Exercise requirements: What must be written out is each line from the one holding "Output a JSON" through the end of the records, word for word, minus any pictures.

Provided information:
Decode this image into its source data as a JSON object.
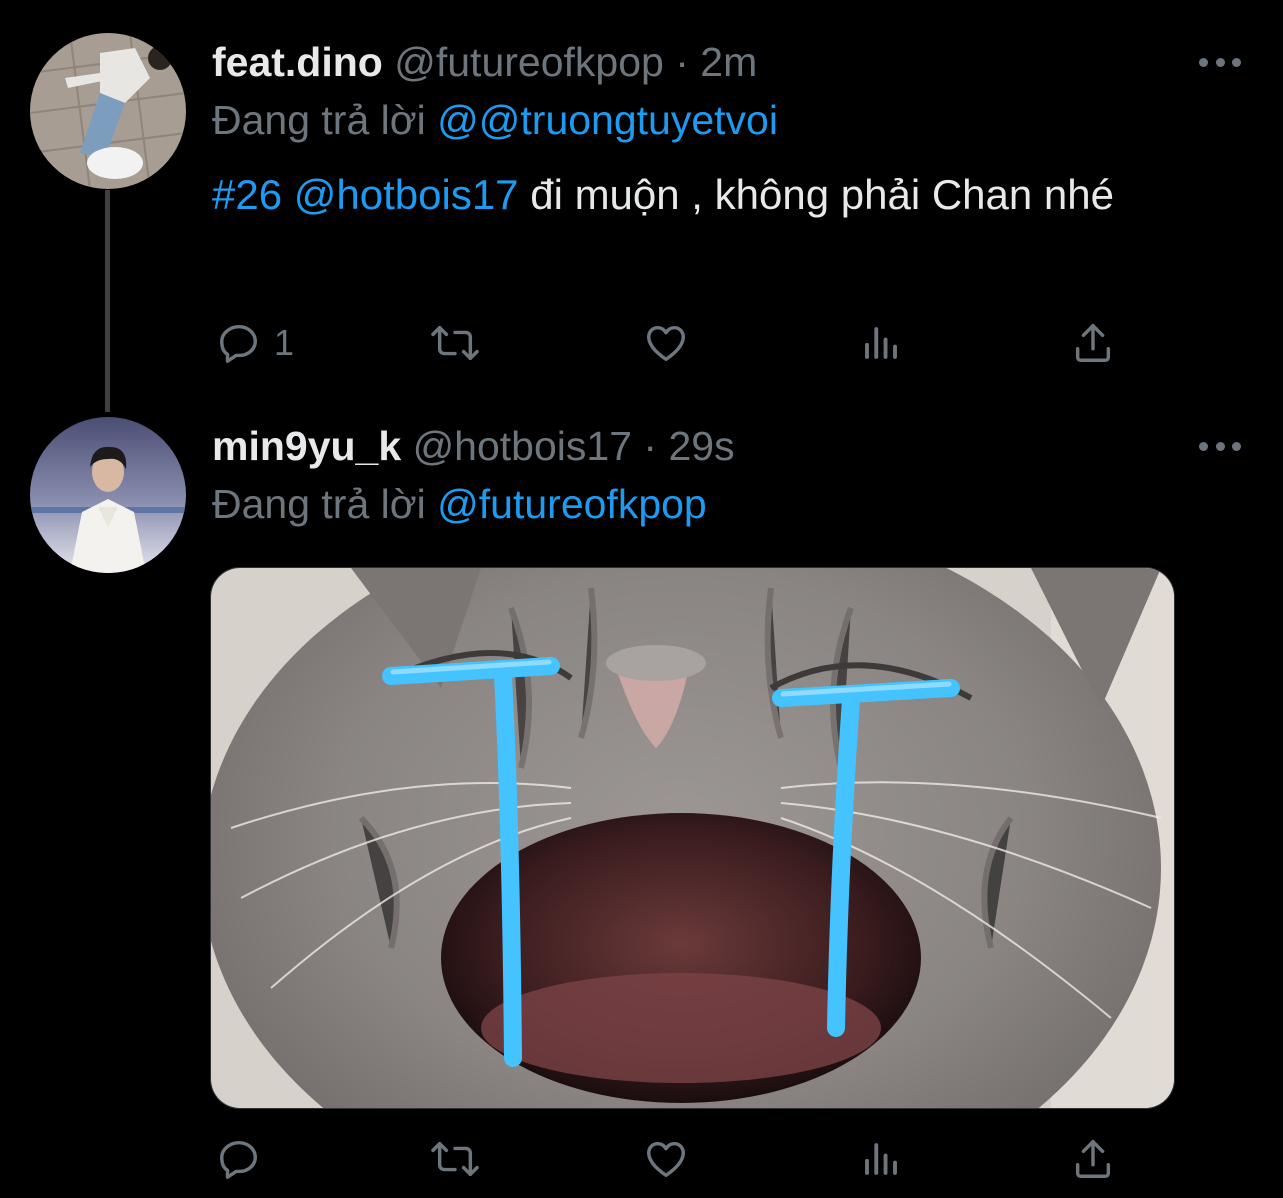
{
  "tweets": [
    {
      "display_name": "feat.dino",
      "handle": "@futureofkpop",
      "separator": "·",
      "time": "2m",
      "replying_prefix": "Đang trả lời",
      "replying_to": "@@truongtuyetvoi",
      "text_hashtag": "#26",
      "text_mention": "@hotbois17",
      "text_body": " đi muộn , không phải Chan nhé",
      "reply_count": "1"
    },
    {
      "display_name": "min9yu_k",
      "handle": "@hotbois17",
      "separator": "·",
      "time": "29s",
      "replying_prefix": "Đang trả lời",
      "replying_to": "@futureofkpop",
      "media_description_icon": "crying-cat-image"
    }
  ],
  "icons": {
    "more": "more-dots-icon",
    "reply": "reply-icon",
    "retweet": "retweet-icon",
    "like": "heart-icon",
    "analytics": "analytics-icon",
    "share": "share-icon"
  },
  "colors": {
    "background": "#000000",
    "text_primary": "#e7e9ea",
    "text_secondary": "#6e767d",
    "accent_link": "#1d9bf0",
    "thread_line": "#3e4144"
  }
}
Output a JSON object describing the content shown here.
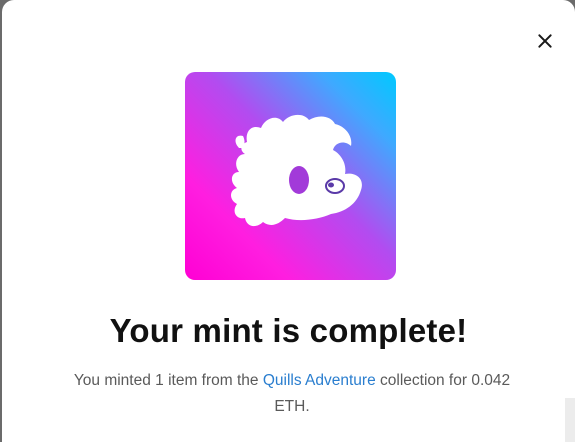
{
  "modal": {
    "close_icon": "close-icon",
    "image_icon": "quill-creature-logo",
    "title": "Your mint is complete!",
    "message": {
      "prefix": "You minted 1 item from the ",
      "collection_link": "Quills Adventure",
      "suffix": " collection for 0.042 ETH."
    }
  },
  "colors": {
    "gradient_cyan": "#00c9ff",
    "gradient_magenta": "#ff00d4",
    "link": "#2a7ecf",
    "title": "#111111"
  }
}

Result of the exercise:
Output a JSON object describing the content shown here.
{
  "modal": {
    "close_icon": "close-icon",
    "image_icon": "quill-creature-logo",
    "title": "Your mint is complete!",
    "message": {
      "prefix": "You minted 1 item from the ",
      "collection_link": "Quills Adventure",
      "suffix": " collection for 0.042 ETH."
    }
  },
  "colors": {
    "gradient_cyan": "#00c9ff",
    "gradient_magenta": "#ff00d4",
    "link": "#2a7ecf",
    "title": "#111111"
  }
}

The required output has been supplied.